EXERCISE: Your answer needs to include each line of the records in which the string "Network" can be found.

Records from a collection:

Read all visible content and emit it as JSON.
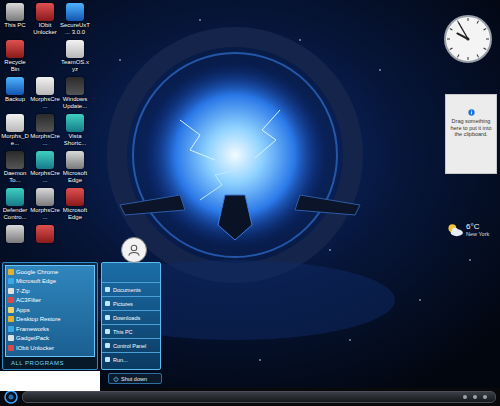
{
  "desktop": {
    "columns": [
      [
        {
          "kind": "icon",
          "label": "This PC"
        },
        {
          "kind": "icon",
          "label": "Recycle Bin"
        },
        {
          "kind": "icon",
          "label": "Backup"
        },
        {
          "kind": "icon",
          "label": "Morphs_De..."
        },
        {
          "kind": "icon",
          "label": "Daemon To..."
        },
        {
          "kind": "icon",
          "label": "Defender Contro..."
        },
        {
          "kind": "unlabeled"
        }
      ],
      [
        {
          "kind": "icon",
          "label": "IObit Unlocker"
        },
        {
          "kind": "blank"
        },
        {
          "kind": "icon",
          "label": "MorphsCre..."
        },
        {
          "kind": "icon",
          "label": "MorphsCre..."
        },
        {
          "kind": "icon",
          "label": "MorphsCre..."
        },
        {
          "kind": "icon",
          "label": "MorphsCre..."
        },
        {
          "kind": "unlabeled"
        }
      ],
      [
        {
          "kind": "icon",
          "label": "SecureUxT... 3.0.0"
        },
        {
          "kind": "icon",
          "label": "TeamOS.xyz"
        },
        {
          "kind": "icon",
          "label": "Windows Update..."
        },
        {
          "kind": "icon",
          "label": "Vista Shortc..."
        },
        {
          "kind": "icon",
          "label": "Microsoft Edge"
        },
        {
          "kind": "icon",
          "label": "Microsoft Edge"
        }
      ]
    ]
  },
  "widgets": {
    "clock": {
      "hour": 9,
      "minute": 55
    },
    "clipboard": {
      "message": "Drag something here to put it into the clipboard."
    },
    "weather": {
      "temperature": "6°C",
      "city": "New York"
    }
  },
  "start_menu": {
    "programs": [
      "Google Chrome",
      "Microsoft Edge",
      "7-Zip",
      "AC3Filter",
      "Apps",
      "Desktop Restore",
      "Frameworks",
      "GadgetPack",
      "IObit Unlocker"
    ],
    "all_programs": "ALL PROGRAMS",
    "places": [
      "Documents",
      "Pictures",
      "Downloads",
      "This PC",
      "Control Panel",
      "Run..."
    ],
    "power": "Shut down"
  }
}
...
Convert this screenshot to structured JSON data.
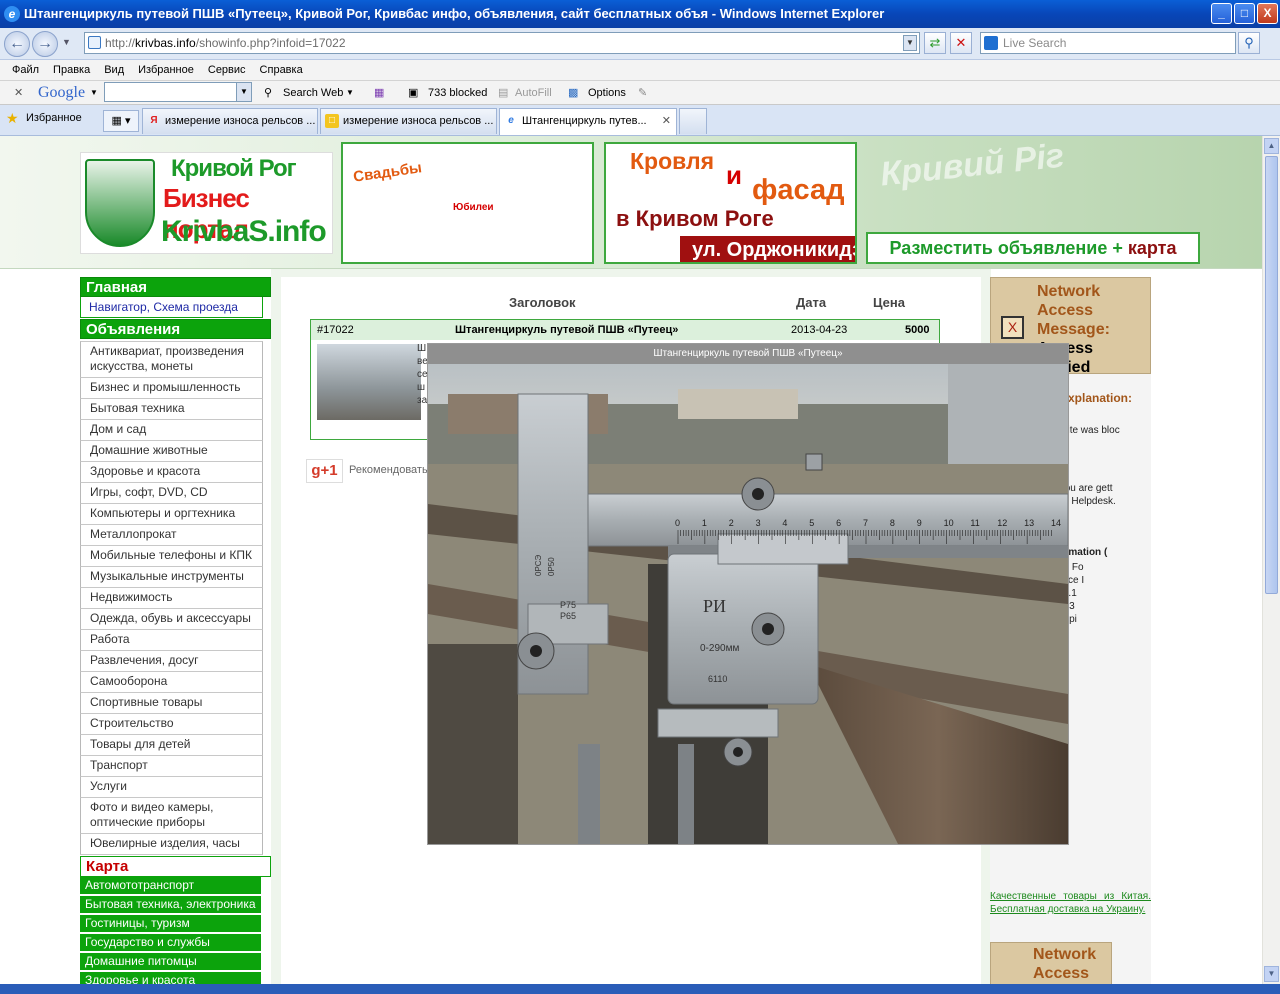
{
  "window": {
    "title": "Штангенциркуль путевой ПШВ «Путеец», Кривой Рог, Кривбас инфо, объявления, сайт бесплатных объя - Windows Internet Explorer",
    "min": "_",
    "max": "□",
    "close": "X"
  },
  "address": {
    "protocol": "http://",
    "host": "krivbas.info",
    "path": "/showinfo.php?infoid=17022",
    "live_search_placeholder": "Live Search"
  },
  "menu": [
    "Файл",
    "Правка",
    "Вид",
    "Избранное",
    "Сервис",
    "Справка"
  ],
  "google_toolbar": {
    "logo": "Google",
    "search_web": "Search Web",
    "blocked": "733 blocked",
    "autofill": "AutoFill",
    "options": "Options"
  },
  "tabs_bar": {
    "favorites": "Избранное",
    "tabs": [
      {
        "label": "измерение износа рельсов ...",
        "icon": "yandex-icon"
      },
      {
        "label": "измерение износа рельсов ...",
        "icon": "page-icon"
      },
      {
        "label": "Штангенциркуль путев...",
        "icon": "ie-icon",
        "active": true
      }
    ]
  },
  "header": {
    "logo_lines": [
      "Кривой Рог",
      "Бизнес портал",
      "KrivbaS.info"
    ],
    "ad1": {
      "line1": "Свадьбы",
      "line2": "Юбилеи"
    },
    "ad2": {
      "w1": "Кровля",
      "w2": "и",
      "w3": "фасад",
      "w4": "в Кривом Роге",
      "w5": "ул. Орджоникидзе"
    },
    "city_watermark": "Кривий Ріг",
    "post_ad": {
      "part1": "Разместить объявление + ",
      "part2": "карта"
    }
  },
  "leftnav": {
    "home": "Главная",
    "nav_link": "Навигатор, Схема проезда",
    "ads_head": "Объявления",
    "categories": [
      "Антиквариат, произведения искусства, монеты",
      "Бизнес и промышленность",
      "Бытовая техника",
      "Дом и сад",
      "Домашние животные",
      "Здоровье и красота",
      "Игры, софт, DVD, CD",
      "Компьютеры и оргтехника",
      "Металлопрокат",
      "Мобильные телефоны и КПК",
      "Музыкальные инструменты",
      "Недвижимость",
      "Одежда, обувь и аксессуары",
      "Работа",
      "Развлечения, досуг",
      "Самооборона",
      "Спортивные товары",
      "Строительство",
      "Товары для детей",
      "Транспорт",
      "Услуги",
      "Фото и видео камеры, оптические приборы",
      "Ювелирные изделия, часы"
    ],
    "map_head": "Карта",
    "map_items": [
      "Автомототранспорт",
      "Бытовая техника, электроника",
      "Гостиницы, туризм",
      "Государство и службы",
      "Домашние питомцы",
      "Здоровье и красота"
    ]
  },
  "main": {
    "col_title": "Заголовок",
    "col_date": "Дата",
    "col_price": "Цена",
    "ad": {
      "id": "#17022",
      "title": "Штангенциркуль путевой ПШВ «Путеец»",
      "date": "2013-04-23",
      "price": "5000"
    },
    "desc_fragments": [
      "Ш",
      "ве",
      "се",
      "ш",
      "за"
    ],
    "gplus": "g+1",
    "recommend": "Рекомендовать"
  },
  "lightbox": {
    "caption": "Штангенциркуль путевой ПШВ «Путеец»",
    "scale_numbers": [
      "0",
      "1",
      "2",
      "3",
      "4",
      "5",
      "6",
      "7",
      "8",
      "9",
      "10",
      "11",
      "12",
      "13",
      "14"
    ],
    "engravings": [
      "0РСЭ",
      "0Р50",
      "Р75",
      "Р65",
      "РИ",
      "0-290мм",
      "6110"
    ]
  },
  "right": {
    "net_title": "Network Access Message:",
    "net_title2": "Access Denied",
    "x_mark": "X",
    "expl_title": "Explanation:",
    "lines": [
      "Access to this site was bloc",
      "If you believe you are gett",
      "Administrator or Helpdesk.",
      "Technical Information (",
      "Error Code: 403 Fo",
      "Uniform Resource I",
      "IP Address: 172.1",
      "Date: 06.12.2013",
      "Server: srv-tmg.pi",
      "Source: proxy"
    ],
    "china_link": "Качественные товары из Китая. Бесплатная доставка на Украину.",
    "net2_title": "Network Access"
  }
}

WORKED SOLUTION:
    "net_title": "Network Access Message:",
    "net2_title": "Network Access"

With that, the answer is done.